A business can show the tax amount separately, but that is not required by law. In fact, before the changes made to the Internal Revenue Code in 1957, businesses did not separately show the tax because it was viewed as a tax on the gross income of the business. Only when the deduction for state sales taxes was added to the Code did the retail community pursue the IRS recognition of the tax as a “retail sales tax” for federal purposes, then the tax began to be shown separately.
Today, because of price competition among businesses, nearly all businesses list the GET as a separate line item. Showing the tax separately also helps shift the blame to government for the added cost to the price of a product or service. However, merely charging the tax separately does not relieve the business of the tax burden. Because the 4 percent tax is levied on everything in the cash drawer, including the passed on tax amount, the business must pay part of the GET due out of its markup or margin. When a business, such as a grocery store, operates on a slim profit margin, the amount of GET paid out of the margin leads to a “make-it or break-it” point.

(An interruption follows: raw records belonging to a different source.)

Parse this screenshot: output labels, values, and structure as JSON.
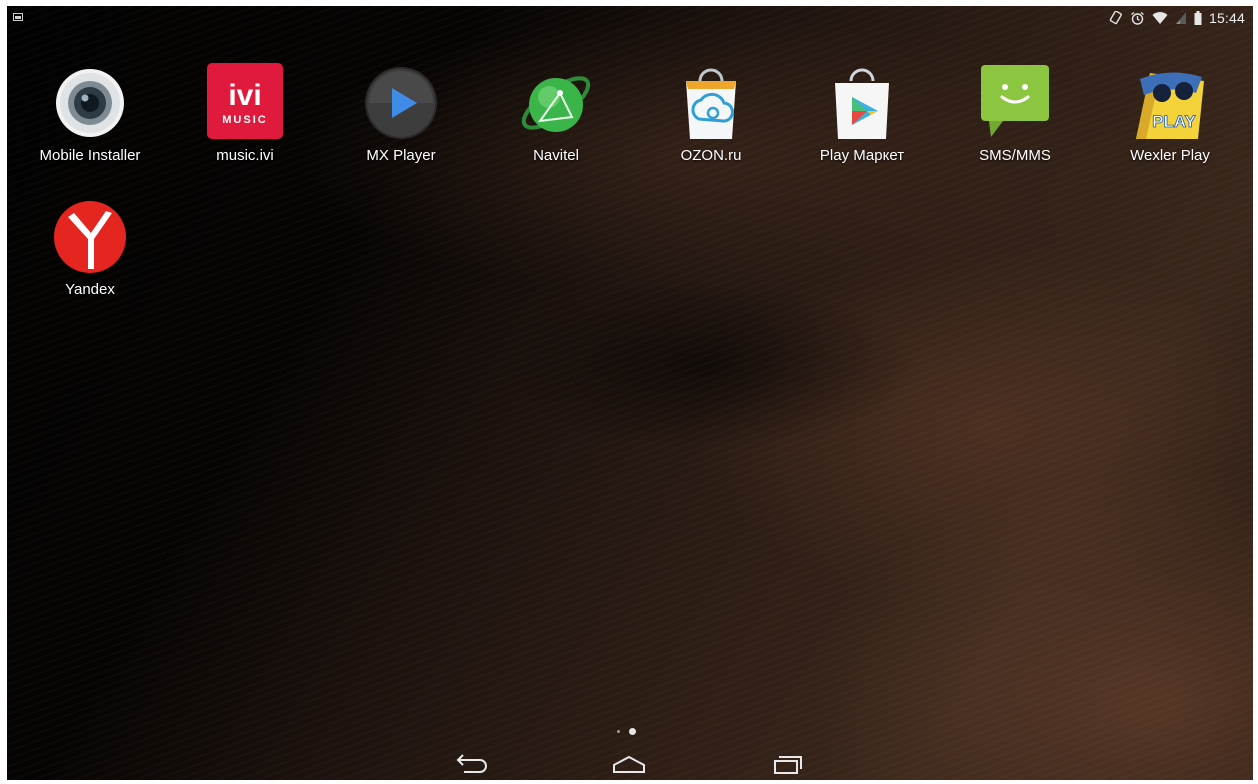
{
  "status_bar": {
    "time": "15:44",
    "left_icon": "screenshot-notification-icon",
    "right_icons": [
      "rotation-lock-icon",
      "alarm-icon",
      "wifi-icon",
      "signal-icon",
      "battery-icon"
    ]
  },
  "apps": [
    {
      "label": "Mobile Installer",
      "icon": "mobile-installer-icon"
    },
    {
      "label": "music.ivi",
      "icon": "music-ivi-icon"
    },
    {
      "label": "MX Player",
      "icon": "mx-player-icon"
    },
    {
      "label": "Navitel",
      "icon": "navitel-icon"
    },
    {
      "label": "OZON.ru",
      "icon": "ozon-icon"
    },
    {
      "label": "Play Маркет",
      "icon": "play-market-icon"
    },
    {
      "label": "SMS/MMS",
      "icon": "sms-mms-icon"
    },
    {
      "label": "Wexler Play",
      "icon": "wexler-play-icon"
    },
    {
      "label": "Yandex",
      "icon": "yandex-icon"
    }
  ],
  "icon_text": {
    "ivi_logo": "ivi",
    "ivi_music": "MUSIC",
    "wexler_play": "PLAY"
  },
  "home_pages": {
    "count": 2,
    "active": 2
  },
  "nav_bar": {
    "buttons": [
      "back-icon",
      "home-icon",
      "recent-apps-icon"
    ]
  }
}
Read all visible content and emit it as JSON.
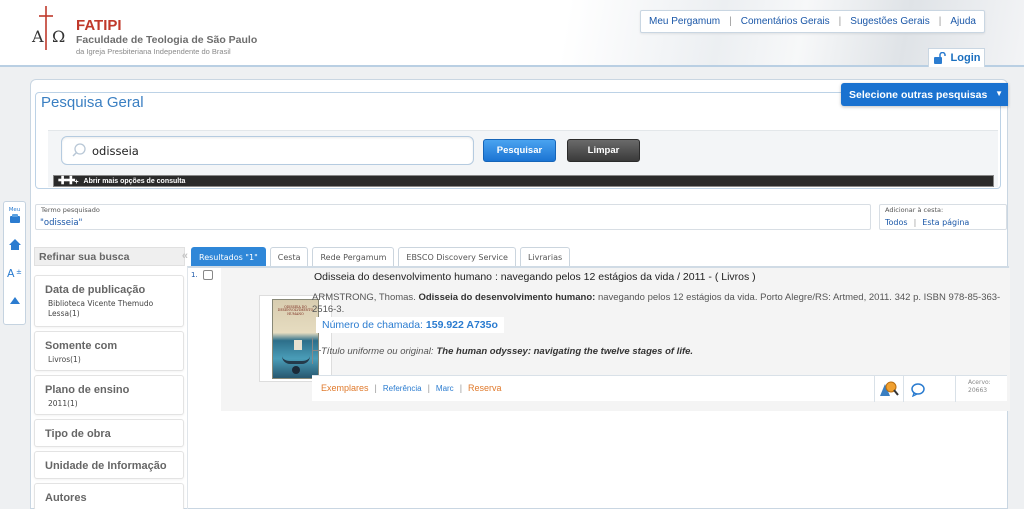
{
  "header": {
    "brand_name": "FATIPI",
    "brand_subtitle": "Faculdade de Teologia de São Paulo",
    "brand_tagline": "da Igreja Presbiteriana Independente do Brasil",
    "nav": [
      "Meu Pergamum",
      "Comentários Gerais",
      "Sugestões Gerais",
      "Ajuda"
    ],
    "login_label": "Login"
  },
  "toolbar": {
    "items": [
      "meu-pergamum-icon",
      "home-icon",
      "font-size-icon",
      "scroll-up-icon"
    ],
    "meu_label": "Meu"
  },
  "search": {
    "legend": "Pesquisa Geral",
    "select_other_label": "Selecione outras pesquisas",
    "query": "odisseia",
    "search_button": "Pesquisar",
    "clear_button": "Limpar",
    "more_options": "Abrir mais opções de consulta"
  },
  "term": {
    "label": "Termo pesquisado",
    "value": "\"odisseia\""
  },
  "cesta": {
    "label": "Adicionar à cesta:",
    "all": "Todos",
    "this_page": "Esta página"
  },
  "refine": {
    "title": "Refinar sua busca",
    "facets": [
      {
        "title": "Data de publicação",
        "values": [
          "Biblioteca Vicente Themudo Lessa(1)"
        ]
      },
      {
        "title": "Somente com",
        "values": [
          "Livros(1)"
        ]
      },
      {
        "title": "Plano de ensino",
        "values": [
          "2011(1)"
        ]
      },
      {
        "title": "Tipo de obra",
        "values": []
      },
      {
        "title": "Unidade de Informação",
        "values": []
      },
      {
        "title": "Autores",
        "values": []
      }
    ]
  },
  "tabs": [
    "Resultados \"1\"",
    "Cesta",
    "Rede Pergamum",
    "EBSCO Discovery Service",
    "Livrarias"
  ],
  "result": {
    "number": "1.",
    "title": "Odisseia do desenvolvimento humano : navegando pelos 12 estágios da vida / 2011 -  ( Livros )",
    "author": "ARMSTRONG, Thomas.",
    "title_bold": "Odisseia do desenvolvimento humano:",
    "description_rest": " navegando pelos 12 estágios da vida. Porto Alegre/RS: Artmed, 2011. 342 p. ISBN 978-85-363-2516-3.",
    "callno_label": "Número de chamada:",
    "callno_value": "159.922 A735o",
    "uniform_label": "Título uniforme ou original:",
    "uniform_value": "The human odyssey: navigating the twelve stages of life.",
    "cover_text": "ODISSEIA DO DESENVOLVIMENTO HUMANO",
    "actions": [
      "Exemplares",
      "Referência",
      "Marc",
      "Reserva"
    ],
    "acervo_label": "Acervo:",
    "acervo_value": "20663"
  },
  "colors": {
    "brand_red": "#c0392b",
    "link_blue": "#1a57a8",
    "accent_blue": "#1a72d0",
    "action_orange": "#e07a2c"
  }
}
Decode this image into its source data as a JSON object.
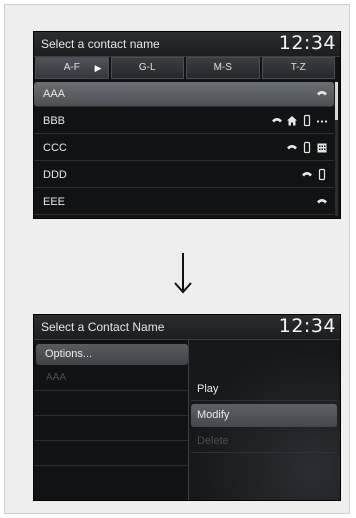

For the customer, the GET is just another charge added to the bill, but for a business, the tax can determine whether or not it can stay in business. One might say the tax is being passed on to the customer, so the business should be able to pay the tax and stay in business. That might be true for a business that can charge whatever it wants because the demand is high for the product or service it sells, but where there is competition, the profit margin for goods or services may not be sufficient to cover the cost of the tax. If a business cannot charge enough for the product or service to cover the GET obligation that can’t be passed on, it will soon be out of business.
Because GET is a tax on gross income, it is due whether a business is profitable. Take, for example, a business that is having a “going-out-of-business” sale, and selling everything below cost. The business is making no profit on those sales, yet the GET will still be due on the amount taken in from the sale.
For the average taxpayer who believes the cost of the tax can just be passed on to the customer, they don’t see that the business must still take something out of its mark up to pay the tax over and above what was passed on.
Lowell L. Kalapa is president of the Tax Foundation of Hawaii.